**Task**
Would you please copy every line below that includes the string "this"?

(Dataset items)
• • • • • • •
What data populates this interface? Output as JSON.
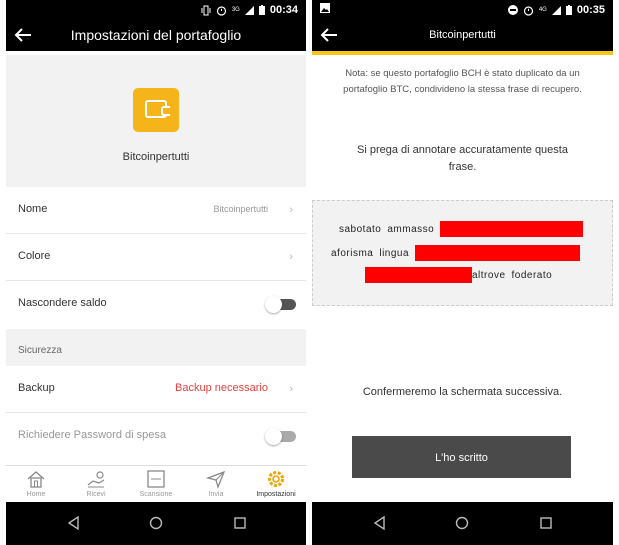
{
  "left": {
    "status": {
      "time": "00:34",
      "signal": "3G"
    },
    "appbar": {
      "title": "Impostazioni del portafoglio",
      "back_icon": "arrow-left-icon"
    },
    "wallet": {
      "name": "Bitcoinpertutti",
      "logo_icon": "wallet-bch-icon",
      "logo_color": "#f5b41a"
    },
    "rows": {
      "name": {
        "label": "Nome",
        "value": "Bitcoinpertutti"
      },
      "color": {
        "label": "Colore"
      },
      "hide_balance": {
        "label": "Nascondere saldo",
        "on": false
      },
      "security_section": "Sicurezza",
      "backup": {
        "label": "Backup",
        "value": "Backup necessario"
      },
      "spending_password": {
        "label": "Richiedere Password di spesa",
        "on": false
      }
    },
    "tabs": [
      {
        "label": "Home",
        "icon": "home-icon"
      },
      {
        "label": "Ricevi",
        "icon": "receive-icon"
      },
      {
        "label": "Scansione",
        "icon": "scan-icon"
      },
      {
        "label": "Invia",
        "icon": "send-icon"
      },
      {
        "label": "Impostazioni",
        "icon": "gear-icon",
        "active": true
      }
    ],
    "accent_color": "#f5c518"
  },
  "right": {
    "status": {
      "time": "00:35",
      "signal": "4G"
    },
    "appbar": {
      "title": "Bitcoinpertutti",
      "back_icon": "arrow-left-icon"
    },
    "note": "Nota: se questo portafoglio BCH è stato duplicato da un portafoglio BTC, condivideno la stessa frase di recupero.",
    "instructions": "Si prega di annotare accuratamente questa frase.",
    "words": {
      "line1": [
        "sabotato",
        "ammasso"
      ],
      "line2": [
        "aforisma",
        "lingua"
      ],
      "line3": [
        "altrove",
        "foderato"
      ]
    },
    "confirm_text": "Confermeremo la schermata successiva.",
    "button": "L'ho scritto",
    "redaction_color": "#ff0000"
  }
}
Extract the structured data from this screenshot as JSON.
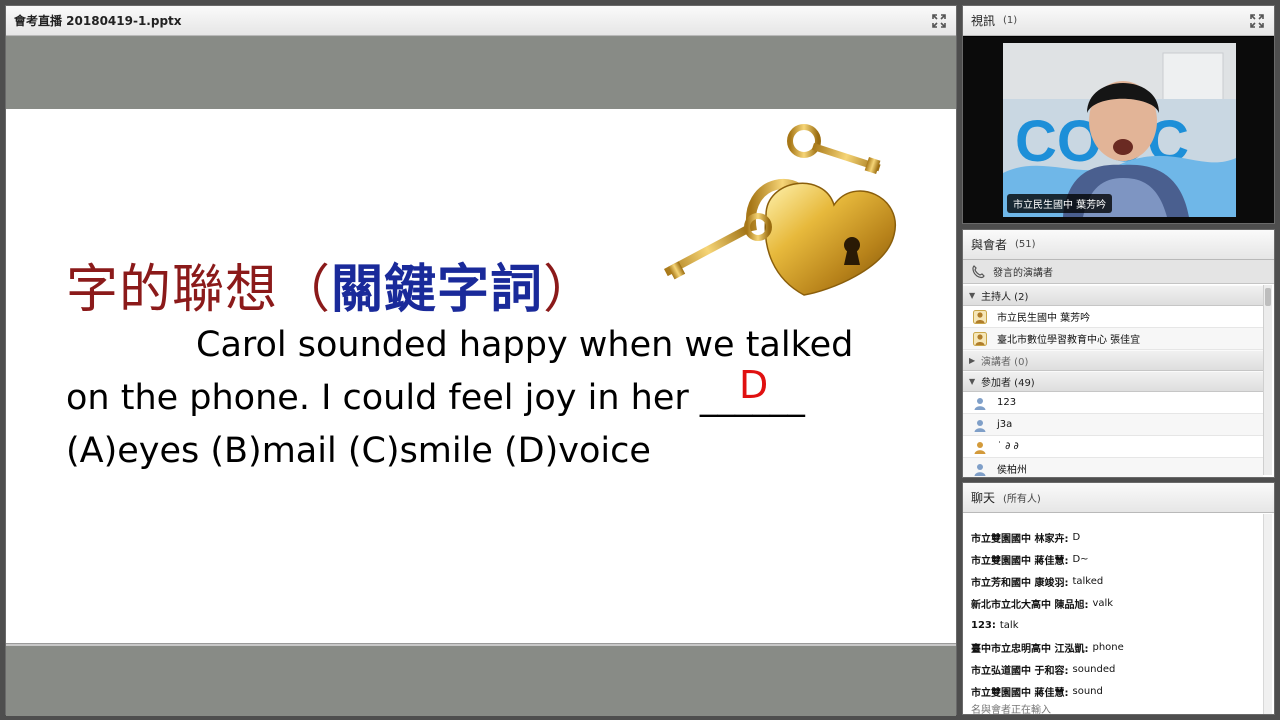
{
  "main_pod": {
    "title": "會考直播 20180419-1.pptx",
    "slide": {
      "heading_part1": "字的聯想（",
      "heading_part2": "關鍵字詞",
      "heading_part3": "）",
      "line1": "Carol sounded happy when we talked",
      "line2": "on the phone. I could feel joy in her ______",
      "line3": "(A)eyes (B)mail (C)smile (D)voice",
      "answer": "D"
    }
  },
  "video_pod": {
    "title": "視訊",
    "count": "(1)",
    "caption": "市立民生國中 葉芳吟",
    "backdrop_text": "COOC"
  },
  "attendees_pod": {
    "title": "與會者",
    "count": "(51)",
    "active_speakers": "發言的演講者",
    "groups": [
      {
        "label": "主持人 (2)",
        "expanded": true
      },
      {
        "label": "演講者 (0)",
        "expanded": false
      },
      {
        "label": "參加者 (49)",
        "expanded": true
      }
    ],
    "hosts": [
      "市立民生國中 葉芳吟",
      "臺北市數位學習教育中心 張佳宜"
    ],
    "participants": [
      "123",
      "j3a",
      "˙ ∂ ∂",
      "侯柏州"
    ]
  },
  "chat_pod": {
    "title": "聊天",
    "scope": "(所有人)",
    "messages": [
      {
        "who": "市立雙園國中 林家卉:",
        "text": "D"
      },
      {
        "who": "市立雙園國中 蔣佳慧:",
        "text": "D~"
      },
      {
        "who": "市立芳和國中 康竣羽:",
        "text": "talked"
      },
      {
        "who": "新北市立北大高中 陳品旭:",
        "text": "valk"
      },
      {
        "who": "123:",
        "text": "talk"
      },
      {
        "who": "臺中市立忠明高中 江泓凱:",
        "text": "phone"
      },
      {
        "who": "市立弘道國中 于和容:",
        "text": "sounded"
      },
      {
        "who": "市立雙園國中 蔣佳慧:",
        "text": "sound"
      }
    ],
    "typing": "名與會者正在輸入"
  },
  "colors": {
    "heading_red": "#8b1a1a",
    "heading_blue": "#1a2a9a",
    "answer_red": "#e01010",
    "band_gray": "#888b86"
  }
}
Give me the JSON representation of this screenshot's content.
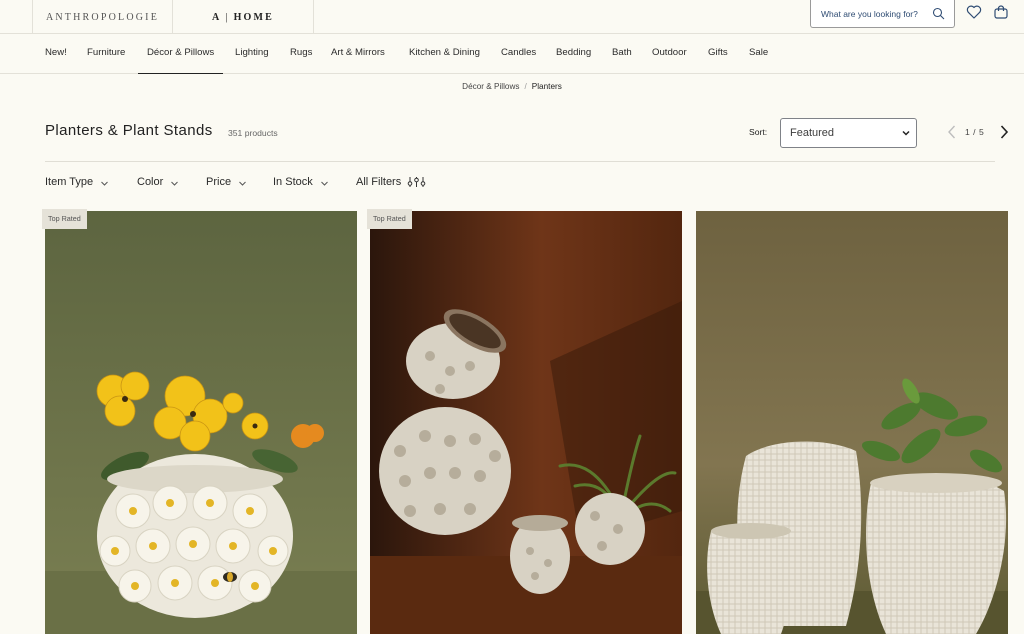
{
  "header": {
    "brands": [
      {
        "label": "ANTHROPOLOGIE"
      },
      {
        "prefix": "A",
        "label": "HOME"
      }
    ],
    "search": {
      "placeholder": "What are you looking for?"
    },
    "icons": [
      "search-icon",
      "heart-icon",
      "shopping-bag-icon"
    ]
  },
  "nav": {
    "items": [
      {
        "label": "New!"
      },
      {
        "label": "Furniture"
      },
      {
        "label": "Décor & Pillows",
        "active": true
      },
      {
        "label": "Lighting"
      },
      {
        "label": "Rugs"
      },
      {
        "label": "Art & Mirrors"
      },
      {
        "label": "Kitchen & Dining"
      },
      {
        "label": "Candles"
      },
      {
        "label": "Bedding"
      },
      {
        "label": "Bath"
      },
      {
        "label": "Outdoor"
      },
      {
        "label": "Gifts"
      },
      {
        "label": "Sale"
      }
    ]
  },
  "breadcrumb": {
    "parent": "Décor & Pillows",
    "separator": "/",
    "current": "Planters"
  },
  "page": {
    "title": "Planters & Plant Stands",
    "count": "351 products"
  },
  "sort": {
    "label": "Sort:",
    "selected": "Featured"
  },
  "pager": {
    "text": "1 / 5"
  },
  "filters": [
    {
      "label": "Item Type"
    },
    {
      "label": "Color"
    },
    {
      "label": "Price"
    },
    {
      "label": "In Stock"
    },
    {
      "label": "All Filters"
    }
  ],
  "products": [
    {
      "badge": "Top Rated",
      "image": "daisy-bee-planter-with-yellow-pansies"
    },
    {
      "badge": "Top Rated",
      "image": "textured-ceramic-planters-stack"
    },
    {
      "badge": "",
      "image": "woven-texture-twisted-planters"
    }
  ],
  "colors": {
    "background": "#fbfaf3",
    "text": "#262626",
    "search_text": "#2f4c73",
    "badge": "#e5e2d8"
  }
}
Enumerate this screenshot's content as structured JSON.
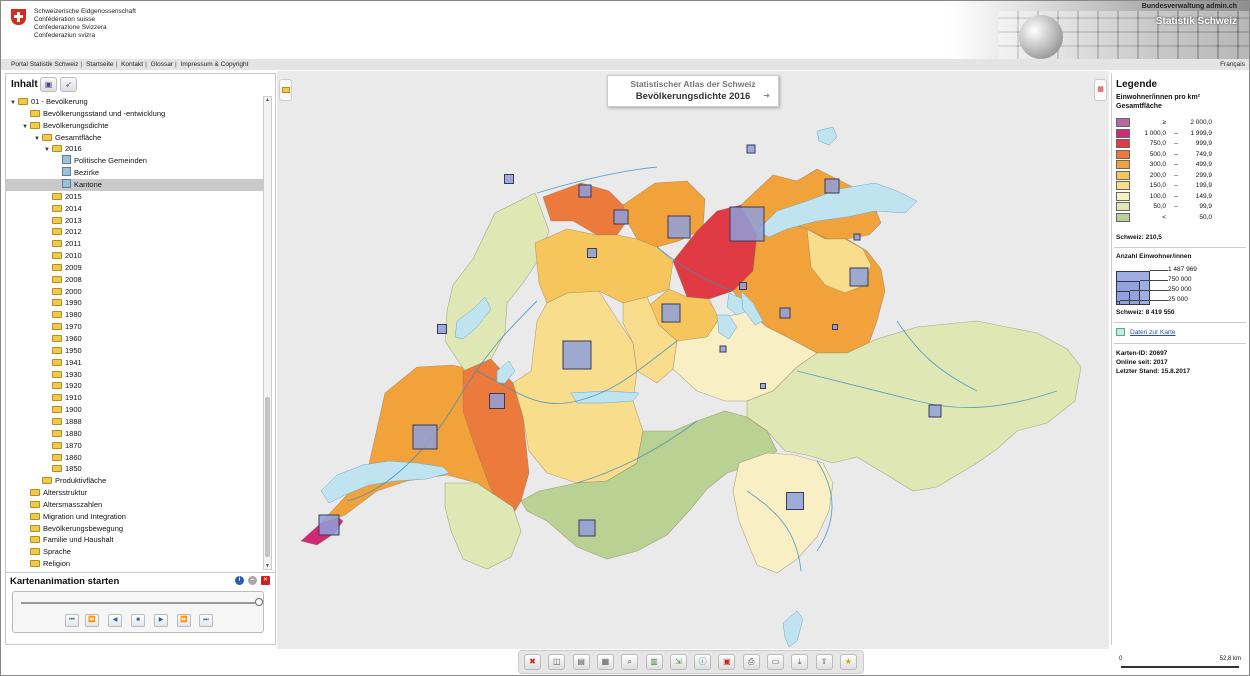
{
  "header": {
    "confederation": [
      "Schweizerische Eidgenossenschaft",
      "Confédération suisse",
      "Confederazione Svizzera",
      "Confederaziun svizra"
    ],
    "site_link": "Bundesverwaltung admin.ch",
    "portal_title": "Statistik Schweiz"
  },
  "nav": {
    "items": [
      "Portal Statistik Schweiz",
      "Startseite",
      "Kontakt",
      "Glossar",
      "Impressum & Copyright"
    ],
    "language": "Français"
  },
  "sidebar": {
    "title": "Inhalt",
    "tree": [
      {
        "label": "01 - Bevölkerung",
        "level": 0,
        "twisty": "open",
        "icon": "folder-icon"
      },
      {
        "label": "Bevölkerungsstand und -entwicklung",
        "level": 1,
        "twisty": "",
        "icon": "folder-icon"
      },
      {
        "label": "Bevölkerungsdichte",
        "level": 1,
        "twisty": "open",
        "icon": "folder-icon"
      },
      {
        "label": "Gesamtfläche",
        "level": 2,
        "twisty": "open",
        "icon": "folder-icon"
      },
      {
        "label": "2016",
        "level": 3,
        "twisty": "open",
        "icon": "folder-icon"
      },
      {
        "label": "Politische Gemeinden",
        "level": 4,
        "twisty": "",
        "icon": "map-icon"
      },
      {
        "label": "Bezirke",
        "level": 4,
        "twisty": "",
        "icon": "map-icon"
      },
      {
        "label": "Kantone",
        "level": 4,
        "twisty": "",
        "icon": "map-icon",
        "selected": true
      },
      {
        "label": "2015",
        "level": 3,
        "twisty": "",
        "icon": "folder-icon"
      },
      {
        "label": "2014",
        "level": 3,
        "twisty": "",
        "icon": "folder-icon"
      },
      {
        "label": "2013",
        "level": 3,
        "twisty": "",
        "icon": "folder-icon"
      },
      {
        "label": "2012",
        "level": 3,
        "twisty": "",
        "icon": "folder-icon"
      },
      {
        "label": "2011",
        "level": 3,
        "twisty": "",
        "icon": "folder-icon"
      },
      {
        "label": "2010",
        "level": 3,
        "twisty": "",
        "icon": "folder-icon"
      },
      {
        "label": "2009",
        "level": 3,
        "twisty": "",
        "icon": "folder-icon"
      },
      {
        "label": "2008",
        "level": 3,
        "twisty": "",
        "icon": "folder-icon"
      },
      {
        "label": "2000",
        "level": 3,
        "twisty": "",
        "icon": "folder-icon"
      },
      {
        "label": "1990",
        "level": 3,
        "twisty": "",
        "icon": "folder-icon"
      },
      {
        "label": "1980",
        "level": 3,
        "twisty": "",
        "icon": "folder-icon"
      },
      {
        "label": "1970",
        "level": 3,
        "twisty": "",
        "icon": "folder-icon"
      },
      {
        "label": "1960",
        "level": 3,
        "twisty": "",
        "icon": "folder-icon"
      },
      {
        "label": "1950",
        "level": 3,
        "twisty": "",
        "icon": "folder-icon"
      },
      {
        "label": "1941",
        "level": 3,
        "twisty": "",
        "icon": "folder-icon"
      },
      {
        "label": "1930",
        "level": 3,
        "twisty": "",
        "icon": "folder-icon"
      },
      {
        "label": "1920",
        "level": 3,
        "twisty": "",
        "icon": "folder-icon"
      },
      {
        "label": "1910",
        "level": 3,
        "twisty": "",
        "icon": "folder-icon"
      },
      {
        "label": "1900",
        "level": 3,
        "twisty": "",
        "icon": "folder-icon"
      },
      {
        "label": "1888",
        "level": 3,
        "twisty": "",
        "icon": "folder-icon"
      },
      {
        "label": "1880",
        "level": 3,
        "twisty": "",
        "icon": "folder-icon"
      },
      {
        "label": "1870",
        "level": 3,
        "twisty": "",
        "icon": "folder-icon"
      },
      {
        "label": "1860",
        "level": 3,
        "twisty": "",
        "icon": "folder-icon"
      },
      {
        "label": "1850",
        "level": 3,
        "twisty": "",
        "icon": "folder-icon"
      },
      {
        "label": "Produktivfläche",
        "level": 2,
        "twisty": "",
        "icon": "folder-icon"
      },
      {
        "label": "Altersstruktur",
        "level": 1,
        "twisty": "",
        "icon": "folder-icon"
      },
      {
        "label": "Altersmasszahlen",
        "level": 1,
        "twisty": "",
        "icon": "folder-icon"
      },
      {
        "label": "Migration und Integration",
        "level": 1,
        "twisty": "",
        "icon": "folder-icon"
      },
      {
        "label": "Bevölkerungsbewegung",
        "level": 1,
        "twisty": "",
        "icon": "folder-icon"
      },
      {
        "label": "Familie und Haushalt",
        "level": 1,
        "twisty": "",
        "icon": "folder-icon"
      },
      {
        "label": "Sprache",
        "level": 1,
        "twisty": "",
        "icon": "folder-icon"
      },
      {
        "label": "Religion",
        "level": 1,
        "twisty": "",
        "icon": "folder-icon"
      }
    ]
  },
  "animation": {
    "title": "Kartenanimation starten",
    "slider_value": 1.0,
    "buttons": [
      "first-icon",
      "prev-step-icon",
      "back-icon",
      "stop-icon",
      "play-icon",
      "next-step-icon",
      "last-icon"
    ]
  },
  "map": {
    "title_line1": "Statistischer Atlas der Schweiz",
    "title_line2": "Bevölkerungsdichte 2016"
  },
  "toolbar": {
    "buttons": [
      "close-icon",
      "layers-icon",
      "print-preview-icon",
      "table-icon",
      "zoom-icon",
      "chart-icon",
      "export-icon",
      "info-icon",
      "pdf-icon",
      "print-icon",
      "image-icon",
      "download-icon",
      "share-icon",
      "favorite-icon"
    ]
  },
  "legend": {
    "title": "Legende",
    "subtitle": "Einwohner/innen pro km² Gesamtfläche",
    "classes": [
      {
        "lo": "≥",
        "dash": "",
        "hi": "2 000,0",
        "color": "#b569a3"
      },
      {
        "lo": "1 000,0",
        "dash": "–",
        "hi": "1 999,9",
        "color": "#d1287a"
      },
      {
        "lo": "750,0",
        "dash": "–",
        "hi": "999,9",
        "color": "#e03a45"
      },
      {
        "lo": "500,0",
        "dash": "–",
        "hi": "749,9",
        "color": "#ec7a3c"
      },
      {
        "lo": "300,0",
        "dash": "–",
        "hi": "499,9",
        "color": "#f1a23a"
      },
      {
        "lo": "200,0",
        "dash": "–",
        "hi": "299,9",
        "color": "#f6c65c"
      },
      {
        "lo": "150,0",
        "dash": "–",
        "hi": "199,9",
        "color": "#f8dd8d"
      },
      {
        "lo": "100,0",
        "dash": "–",
        "hi": "149,9",
        "color": "#f8efc4"
      },
      {
        "lo": "50,0",
        "dash": "–",
        "hi": "99,9",
        "color": "#dfe8b4"
      },
      {
        "lo": "<",
        "dash": "",
        "hi": "50,0",
        "color": "#b9d192"
      }
    ],
    "ch_density_label": "Schweiz: 210,5",
    "pop_title": "Anzahl Einwohner/innen",
    "pop_classes": [
      "1 487 969",
      "750 000",
      "250 000",
      "25 000"
    ],
    "pop_values": [
      1487969,
      750000,
      250000,
      25000
    ],
    "ch_pop_label": "Schweiz: 8 419 550",
    "data_link": "Daten zur Karte",
    "map_id": "Karten-ID: 20697",
    "online_since": "Online seit: 2017",
    "last_status": "Letzter Stand: 15.8.2017",
    "lake_color": "#bfe3ef",
    "symbol_color": "#8ea0dc"
  },
  "scale": {
    "start": "0",
    "end": "52,8 km"
  }
}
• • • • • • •
**Written answer**
What data populates this interface? Output as JSON.
Extract the structured data from this screenshot as JSON.
Give me the JSON representation of this screenshot's content.
Enumerate this screenshot's content as structured JSON.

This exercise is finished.